Trend is a forecast of per capita claim cost increases that take into account various factors, including price inflation, utilization, government-mandated benefits, and new treatments, therapies and technology.
Although there is usually a high correlation between a trend and the actual cost increase assessed, trend and the net annual change in plan costs are not the same.
Other factors that impact renewals include, but are not limited to:
Inflator: Convenience has a cost
Increases in the availability of health care, such as retail clinics and urgent care centers, has led to higher outpatient utilization. Even if higher use of these alternative sites reduces costs, the savings will be minimized as a result of higher frequency of visits.
Inflator: Increased access for behavioral health & substance abuse (now ~4% of cost spend)
Behavioral health & substance abuse, once on the back burner of health treatments, now has the regulatory push and mainstream recognition for being a crucial part of employers’ health benefits.
Inflator: Hospital and provider network consolidations
Throughout the United States, a number of health care systems have consolidated under larger brands, and as a result, have influenced trends in the network negotiated reimbursement rates paid to providers. Reimbursement rates are projected to be higher for hospital networks than for physicians.
Inflator: Specialty drugs
2020 will see both increased prices and utilization. Specialty drugs are still trending in the double digits and now account for 24-32% of health care spend, and 35% of Rx spend. Price inflation (higher component) and increased utilization are contributing to higher costs at all ages.
Deflator: Lower Cost Settings
Employers are nudging people toward lower-cost care sites like telemedicine and urgent care facilities. Expect to see more free-standing facilities and in-home benefits like telemedicine. Providers are taking steps to move people away from hospitals and other high-cost settings.
Deflator: Care advocacy
Employers are offering employees new services that engage and guide consumers to better quality and lower-cost care.
Deflator: High performing networks like Accountable Care Organizations (ACOs) (not being utilized as initially anticipated)
Employers are exploring new benefit strategies that shift the focus from cost-sharing to leveraging high-performing networks with higher quality and lower costs such as ACOs.
Deflator: Biologics or Biosimilars

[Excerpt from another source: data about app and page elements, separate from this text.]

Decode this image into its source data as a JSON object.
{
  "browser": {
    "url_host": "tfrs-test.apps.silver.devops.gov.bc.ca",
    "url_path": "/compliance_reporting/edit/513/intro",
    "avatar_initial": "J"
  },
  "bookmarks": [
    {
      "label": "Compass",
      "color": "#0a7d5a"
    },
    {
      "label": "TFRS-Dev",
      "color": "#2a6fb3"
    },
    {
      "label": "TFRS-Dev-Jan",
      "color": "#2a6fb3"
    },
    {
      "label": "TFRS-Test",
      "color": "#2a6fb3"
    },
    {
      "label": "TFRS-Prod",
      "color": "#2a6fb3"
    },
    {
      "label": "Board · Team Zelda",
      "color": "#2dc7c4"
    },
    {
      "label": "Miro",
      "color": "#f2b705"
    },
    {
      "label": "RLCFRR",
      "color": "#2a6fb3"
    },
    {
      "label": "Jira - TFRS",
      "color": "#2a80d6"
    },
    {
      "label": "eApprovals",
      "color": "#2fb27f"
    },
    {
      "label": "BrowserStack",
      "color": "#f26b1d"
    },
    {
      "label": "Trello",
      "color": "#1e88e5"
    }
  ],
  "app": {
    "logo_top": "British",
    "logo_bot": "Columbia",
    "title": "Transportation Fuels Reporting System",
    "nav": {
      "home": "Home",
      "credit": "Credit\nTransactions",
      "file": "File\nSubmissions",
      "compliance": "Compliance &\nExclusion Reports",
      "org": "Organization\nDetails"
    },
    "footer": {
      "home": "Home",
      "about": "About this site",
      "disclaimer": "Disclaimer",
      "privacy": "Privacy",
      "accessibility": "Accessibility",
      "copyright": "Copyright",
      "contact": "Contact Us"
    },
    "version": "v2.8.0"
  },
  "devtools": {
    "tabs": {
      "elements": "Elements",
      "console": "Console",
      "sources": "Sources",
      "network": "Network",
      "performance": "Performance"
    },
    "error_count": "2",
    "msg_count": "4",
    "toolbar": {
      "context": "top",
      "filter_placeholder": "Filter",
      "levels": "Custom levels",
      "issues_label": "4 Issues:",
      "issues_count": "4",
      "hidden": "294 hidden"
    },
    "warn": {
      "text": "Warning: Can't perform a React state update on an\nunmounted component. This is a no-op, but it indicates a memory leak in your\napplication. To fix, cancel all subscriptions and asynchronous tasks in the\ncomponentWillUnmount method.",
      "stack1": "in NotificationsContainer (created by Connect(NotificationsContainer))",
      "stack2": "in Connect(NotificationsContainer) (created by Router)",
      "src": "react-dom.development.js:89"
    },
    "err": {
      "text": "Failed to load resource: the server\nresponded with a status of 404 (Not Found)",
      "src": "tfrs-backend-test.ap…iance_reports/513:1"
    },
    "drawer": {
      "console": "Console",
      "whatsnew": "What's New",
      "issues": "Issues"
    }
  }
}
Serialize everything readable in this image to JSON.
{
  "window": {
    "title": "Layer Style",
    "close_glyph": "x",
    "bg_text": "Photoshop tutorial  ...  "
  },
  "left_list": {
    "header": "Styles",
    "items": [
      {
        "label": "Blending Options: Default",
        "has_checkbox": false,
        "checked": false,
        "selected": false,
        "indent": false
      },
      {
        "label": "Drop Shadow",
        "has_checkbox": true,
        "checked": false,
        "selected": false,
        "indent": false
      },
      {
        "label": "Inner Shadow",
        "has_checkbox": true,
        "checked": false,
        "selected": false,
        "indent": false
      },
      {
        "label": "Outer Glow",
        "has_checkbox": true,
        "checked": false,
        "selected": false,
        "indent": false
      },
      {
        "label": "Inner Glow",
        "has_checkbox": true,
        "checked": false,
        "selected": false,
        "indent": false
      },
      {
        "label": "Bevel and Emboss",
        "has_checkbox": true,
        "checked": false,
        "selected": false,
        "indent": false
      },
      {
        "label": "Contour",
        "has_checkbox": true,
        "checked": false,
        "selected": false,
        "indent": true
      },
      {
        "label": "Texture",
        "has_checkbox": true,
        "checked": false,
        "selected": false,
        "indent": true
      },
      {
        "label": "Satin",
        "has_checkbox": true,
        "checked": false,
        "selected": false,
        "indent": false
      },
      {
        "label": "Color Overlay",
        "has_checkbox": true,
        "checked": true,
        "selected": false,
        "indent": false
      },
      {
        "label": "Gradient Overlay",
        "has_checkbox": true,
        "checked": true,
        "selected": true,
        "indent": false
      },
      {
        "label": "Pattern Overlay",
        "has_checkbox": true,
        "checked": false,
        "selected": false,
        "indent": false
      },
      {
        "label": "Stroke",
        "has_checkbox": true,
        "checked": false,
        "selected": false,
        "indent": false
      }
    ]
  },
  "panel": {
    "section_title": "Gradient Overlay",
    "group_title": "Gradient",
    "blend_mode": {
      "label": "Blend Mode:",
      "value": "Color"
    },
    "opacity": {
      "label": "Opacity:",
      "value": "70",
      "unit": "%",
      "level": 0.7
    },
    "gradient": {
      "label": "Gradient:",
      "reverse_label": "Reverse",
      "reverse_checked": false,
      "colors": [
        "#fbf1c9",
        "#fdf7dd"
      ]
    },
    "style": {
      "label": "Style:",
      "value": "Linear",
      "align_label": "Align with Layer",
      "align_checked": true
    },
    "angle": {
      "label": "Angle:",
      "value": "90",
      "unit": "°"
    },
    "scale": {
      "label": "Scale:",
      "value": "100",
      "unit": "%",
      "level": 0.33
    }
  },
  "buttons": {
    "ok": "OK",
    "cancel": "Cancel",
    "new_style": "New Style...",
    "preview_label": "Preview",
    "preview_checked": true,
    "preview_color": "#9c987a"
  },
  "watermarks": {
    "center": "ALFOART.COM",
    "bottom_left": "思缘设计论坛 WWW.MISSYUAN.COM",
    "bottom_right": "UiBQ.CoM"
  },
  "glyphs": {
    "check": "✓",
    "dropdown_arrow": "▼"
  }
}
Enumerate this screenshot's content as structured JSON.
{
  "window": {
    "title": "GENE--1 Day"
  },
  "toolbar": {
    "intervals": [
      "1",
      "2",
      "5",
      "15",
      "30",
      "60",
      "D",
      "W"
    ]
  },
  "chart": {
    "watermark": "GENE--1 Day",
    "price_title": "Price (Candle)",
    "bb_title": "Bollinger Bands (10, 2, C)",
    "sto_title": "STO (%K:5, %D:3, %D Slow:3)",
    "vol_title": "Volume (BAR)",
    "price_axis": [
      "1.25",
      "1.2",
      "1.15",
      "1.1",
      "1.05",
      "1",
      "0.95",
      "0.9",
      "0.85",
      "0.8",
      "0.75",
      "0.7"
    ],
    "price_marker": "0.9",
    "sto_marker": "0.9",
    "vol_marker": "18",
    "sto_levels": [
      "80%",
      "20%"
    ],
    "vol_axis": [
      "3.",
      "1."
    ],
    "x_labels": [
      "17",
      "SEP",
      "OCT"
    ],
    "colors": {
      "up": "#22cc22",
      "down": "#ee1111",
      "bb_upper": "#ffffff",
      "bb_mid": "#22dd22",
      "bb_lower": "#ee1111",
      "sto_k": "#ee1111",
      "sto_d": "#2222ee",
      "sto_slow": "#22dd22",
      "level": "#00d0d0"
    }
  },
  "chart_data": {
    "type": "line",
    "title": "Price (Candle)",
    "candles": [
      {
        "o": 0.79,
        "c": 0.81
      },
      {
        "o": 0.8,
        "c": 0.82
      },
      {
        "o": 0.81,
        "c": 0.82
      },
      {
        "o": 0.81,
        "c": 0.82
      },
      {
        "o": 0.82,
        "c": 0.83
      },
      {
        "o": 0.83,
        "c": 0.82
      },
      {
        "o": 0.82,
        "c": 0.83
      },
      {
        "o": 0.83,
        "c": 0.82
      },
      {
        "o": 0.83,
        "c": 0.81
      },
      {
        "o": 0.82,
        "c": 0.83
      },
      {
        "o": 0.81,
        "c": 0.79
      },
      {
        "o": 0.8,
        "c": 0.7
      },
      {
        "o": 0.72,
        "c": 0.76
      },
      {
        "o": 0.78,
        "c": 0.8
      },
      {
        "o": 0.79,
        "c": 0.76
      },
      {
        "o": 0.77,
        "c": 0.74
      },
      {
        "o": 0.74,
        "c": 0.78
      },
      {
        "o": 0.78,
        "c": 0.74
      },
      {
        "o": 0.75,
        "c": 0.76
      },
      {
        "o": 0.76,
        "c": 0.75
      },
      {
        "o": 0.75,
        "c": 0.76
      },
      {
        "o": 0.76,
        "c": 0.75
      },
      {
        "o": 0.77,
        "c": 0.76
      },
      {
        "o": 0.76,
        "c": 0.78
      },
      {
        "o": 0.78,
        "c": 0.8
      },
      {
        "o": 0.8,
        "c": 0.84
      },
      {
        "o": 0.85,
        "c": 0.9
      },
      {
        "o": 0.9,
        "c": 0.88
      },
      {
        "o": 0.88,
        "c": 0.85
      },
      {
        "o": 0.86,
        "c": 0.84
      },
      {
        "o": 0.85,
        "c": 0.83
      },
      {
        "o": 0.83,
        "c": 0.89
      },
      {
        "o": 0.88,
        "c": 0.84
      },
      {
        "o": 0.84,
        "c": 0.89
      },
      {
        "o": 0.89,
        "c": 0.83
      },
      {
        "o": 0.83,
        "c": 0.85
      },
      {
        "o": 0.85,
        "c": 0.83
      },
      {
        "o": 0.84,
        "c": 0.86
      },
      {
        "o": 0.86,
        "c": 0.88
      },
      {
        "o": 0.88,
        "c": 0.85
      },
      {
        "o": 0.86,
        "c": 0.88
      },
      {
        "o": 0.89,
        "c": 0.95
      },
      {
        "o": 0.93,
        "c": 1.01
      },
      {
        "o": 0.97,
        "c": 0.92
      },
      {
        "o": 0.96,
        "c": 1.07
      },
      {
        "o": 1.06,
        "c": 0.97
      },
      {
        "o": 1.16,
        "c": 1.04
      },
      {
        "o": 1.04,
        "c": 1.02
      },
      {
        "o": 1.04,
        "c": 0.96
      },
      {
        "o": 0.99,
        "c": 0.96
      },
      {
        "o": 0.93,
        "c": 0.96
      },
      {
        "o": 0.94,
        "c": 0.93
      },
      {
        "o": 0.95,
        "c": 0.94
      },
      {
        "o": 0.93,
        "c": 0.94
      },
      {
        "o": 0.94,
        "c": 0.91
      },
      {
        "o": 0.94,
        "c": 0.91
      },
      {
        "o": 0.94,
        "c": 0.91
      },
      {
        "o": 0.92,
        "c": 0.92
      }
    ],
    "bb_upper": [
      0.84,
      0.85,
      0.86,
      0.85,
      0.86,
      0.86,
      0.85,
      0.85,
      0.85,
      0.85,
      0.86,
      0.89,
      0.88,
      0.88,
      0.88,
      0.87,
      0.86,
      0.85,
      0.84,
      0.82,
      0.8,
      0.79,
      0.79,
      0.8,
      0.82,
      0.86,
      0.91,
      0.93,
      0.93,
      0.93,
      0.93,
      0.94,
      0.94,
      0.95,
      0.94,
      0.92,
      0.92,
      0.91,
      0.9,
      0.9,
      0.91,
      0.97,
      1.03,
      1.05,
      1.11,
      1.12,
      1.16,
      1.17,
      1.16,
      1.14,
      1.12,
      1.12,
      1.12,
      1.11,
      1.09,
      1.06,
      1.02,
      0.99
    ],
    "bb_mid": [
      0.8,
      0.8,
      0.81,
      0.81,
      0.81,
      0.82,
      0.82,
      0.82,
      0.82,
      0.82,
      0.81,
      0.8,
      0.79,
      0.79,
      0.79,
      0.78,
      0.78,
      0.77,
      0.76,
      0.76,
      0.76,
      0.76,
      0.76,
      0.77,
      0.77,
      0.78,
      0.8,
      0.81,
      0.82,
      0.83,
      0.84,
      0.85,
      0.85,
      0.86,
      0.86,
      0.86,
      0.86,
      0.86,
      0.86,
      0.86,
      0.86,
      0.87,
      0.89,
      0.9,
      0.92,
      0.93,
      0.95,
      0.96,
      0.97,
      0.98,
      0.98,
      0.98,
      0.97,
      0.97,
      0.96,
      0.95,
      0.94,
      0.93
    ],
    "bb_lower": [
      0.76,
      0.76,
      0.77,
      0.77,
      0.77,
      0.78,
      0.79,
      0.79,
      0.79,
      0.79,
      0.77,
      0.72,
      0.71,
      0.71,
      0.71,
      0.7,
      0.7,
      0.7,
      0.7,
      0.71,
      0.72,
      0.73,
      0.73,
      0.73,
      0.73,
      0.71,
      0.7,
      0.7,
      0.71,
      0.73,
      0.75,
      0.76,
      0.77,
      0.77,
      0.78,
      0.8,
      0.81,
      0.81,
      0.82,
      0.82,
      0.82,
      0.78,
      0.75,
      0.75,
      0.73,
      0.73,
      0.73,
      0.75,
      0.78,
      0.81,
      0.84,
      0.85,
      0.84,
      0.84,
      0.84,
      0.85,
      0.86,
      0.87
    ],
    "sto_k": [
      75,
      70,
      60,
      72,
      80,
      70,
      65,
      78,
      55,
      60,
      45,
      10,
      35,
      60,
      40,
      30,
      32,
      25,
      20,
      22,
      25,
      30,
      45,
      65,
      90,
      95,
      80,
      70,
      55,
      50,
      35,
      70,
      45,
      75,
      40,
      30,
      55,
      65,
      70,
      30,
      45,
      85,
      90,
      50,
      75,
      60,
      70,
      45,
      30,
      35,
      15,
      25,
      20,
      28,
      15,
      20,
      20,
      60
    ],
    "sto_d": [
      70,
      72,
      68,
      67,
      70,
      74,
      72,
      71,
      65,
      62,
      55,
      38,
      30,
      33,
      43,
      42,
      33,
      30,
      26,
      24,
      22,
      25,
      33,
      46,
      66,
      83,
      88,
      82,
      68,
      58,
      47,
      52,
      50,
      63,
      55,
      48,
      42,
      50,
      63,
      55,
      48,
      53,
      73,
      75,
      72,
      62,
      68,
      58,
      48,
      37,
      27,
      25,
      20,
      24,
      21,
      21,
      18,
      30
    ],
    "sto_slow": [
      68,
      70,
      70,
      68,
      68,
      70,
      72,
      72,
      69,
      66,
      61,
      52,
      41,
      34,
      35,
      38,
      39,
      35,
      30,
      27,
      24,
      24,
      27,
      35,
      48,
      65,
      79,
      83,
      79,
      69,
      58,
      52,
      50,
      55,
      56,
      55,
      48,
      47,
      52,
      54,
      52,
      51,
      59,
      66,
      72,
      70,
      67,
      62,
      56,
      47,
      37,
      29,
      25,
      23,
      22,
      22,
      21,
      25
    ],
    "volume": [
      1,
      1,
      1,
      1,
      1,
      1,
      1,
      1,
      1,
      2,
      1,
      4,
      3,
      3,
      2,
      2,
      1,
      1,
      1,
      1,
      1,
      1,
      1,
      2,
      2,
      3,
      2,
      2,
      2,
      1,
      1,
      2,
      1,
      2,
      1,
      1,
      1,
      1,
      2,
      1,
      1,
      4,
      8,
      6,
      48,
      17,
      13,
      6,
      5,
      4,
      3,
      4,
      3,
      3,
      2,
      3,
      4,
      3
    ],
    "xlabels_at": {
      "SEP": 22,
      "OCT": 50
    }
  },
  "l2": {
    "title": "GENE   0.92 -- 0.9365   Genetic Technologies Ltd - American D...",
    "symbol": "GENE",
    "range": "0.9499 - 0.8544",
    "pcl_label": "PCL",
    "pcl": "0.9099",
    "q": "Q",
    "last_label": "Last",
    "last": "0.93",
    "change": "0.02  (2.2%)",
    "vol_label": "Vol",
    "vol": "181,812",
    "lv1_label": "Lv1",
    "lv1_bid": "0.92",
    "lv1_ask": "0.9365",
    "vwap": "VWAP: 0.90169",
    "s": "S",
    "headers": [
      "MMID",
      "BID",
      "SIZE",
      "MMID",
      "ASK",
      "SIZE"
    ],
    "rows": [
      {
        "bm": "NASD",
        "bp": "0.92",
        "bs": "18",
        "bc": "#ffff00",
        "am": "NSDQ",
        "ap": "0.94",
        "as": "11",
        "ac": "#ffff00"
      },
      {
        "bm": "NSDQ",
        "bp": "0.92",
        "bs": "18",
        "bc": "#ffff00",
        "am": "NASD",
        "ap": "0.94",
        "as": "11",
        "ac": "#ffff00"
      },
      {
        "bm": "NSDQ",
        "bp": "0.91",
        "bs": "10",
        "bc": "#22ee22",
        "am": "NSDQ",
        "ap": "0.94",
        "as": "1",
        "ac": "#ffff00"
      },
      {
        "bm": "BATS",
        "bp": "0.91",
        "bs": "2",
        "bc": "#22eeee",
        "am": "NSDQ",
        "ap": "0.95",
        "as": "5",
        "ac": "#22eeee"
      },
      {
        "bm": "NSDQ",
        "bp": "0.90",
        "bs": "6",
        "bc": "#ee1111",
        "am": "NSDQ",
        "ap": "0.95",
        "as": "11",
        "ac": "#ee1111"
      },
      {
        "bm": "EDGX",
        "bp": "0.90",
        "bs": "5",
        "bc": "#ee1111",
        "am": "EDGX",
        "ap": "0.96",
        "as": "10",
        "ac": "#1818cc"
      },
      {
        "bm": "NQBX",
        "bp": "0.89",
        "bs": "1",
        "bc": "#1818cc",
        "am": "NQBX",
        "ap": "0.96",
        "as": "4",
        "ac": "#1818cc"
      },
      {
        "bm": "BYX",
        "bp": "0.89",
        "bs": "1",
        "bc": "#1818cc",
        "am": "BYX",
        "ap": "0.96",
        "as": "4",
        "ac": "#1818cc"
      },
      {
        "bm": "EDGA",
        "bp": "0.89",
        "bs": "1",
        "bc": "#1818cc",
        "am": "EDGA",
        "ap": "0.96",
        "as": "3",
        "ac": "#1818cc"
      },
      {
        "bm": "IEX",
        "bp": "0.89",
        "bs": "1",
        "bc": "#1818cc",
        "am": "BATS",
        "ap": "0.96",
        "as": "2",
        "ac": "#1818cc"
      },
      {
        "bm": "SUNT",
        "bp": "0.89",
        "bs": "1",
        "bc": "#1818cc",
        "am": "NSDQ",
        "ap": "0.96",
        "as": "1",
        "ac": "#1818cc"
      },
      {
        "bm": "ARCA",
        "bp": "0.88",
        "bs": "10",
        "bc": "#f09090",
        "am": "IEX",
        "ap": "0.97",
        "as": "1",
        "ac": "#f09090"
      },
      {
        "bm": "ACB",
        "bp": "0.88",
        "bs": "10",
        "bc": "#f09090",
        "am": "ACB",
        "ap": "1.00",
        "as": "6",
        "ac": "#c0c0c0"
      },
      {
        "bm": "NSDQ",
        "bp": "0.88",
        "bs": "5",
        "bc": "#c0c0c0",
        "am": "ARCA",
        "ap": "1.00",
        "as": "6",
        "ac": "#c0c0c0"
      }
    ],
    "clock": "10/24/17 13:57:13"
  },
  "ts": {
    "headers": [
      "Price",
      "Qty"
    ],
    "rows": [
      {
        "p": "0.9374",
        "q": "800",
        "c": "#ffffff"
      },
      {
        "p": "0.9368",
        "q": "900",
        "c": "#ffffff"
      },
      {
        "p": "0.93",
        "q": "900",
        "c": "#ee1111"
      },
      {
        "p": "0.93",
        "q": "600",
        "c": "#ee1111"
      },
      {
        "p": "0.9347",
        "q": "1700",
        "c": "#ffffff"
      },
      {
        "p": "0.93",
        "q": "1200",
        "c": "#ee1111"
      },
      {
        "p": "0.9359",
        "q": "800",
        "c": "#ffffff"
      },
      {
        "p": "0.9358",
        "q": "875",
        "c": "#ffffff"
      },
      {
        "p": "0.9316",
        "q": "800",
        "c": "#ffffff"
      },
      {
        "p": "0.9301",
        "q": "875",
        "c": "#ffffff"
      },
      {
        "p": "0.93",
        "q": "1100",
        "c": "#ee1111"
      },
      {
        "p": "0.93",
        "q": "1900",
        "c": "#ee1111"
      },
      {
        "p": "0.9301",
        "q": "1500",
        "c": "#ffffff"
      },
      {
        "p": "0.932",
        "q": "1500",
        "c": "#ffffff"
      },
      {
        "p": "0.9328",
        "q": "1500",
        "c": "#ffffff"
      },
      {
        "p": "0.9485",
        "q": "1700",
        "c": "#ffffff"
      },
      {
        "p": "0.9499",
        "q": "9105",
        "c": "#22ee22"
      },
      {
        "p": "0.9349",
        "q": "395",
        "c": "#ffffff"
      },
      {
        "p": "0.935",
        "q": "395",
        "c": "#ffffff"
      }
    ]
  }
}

As of March 2019, 18 biosimilars have been approved in the U.S. As the market for biosimilars increases, it is expected that these options for patients will potentially decrease Rx and treatment spending. Note: Biosimilars are not generating cost savings as anticipated due to the cost to produce live organisms.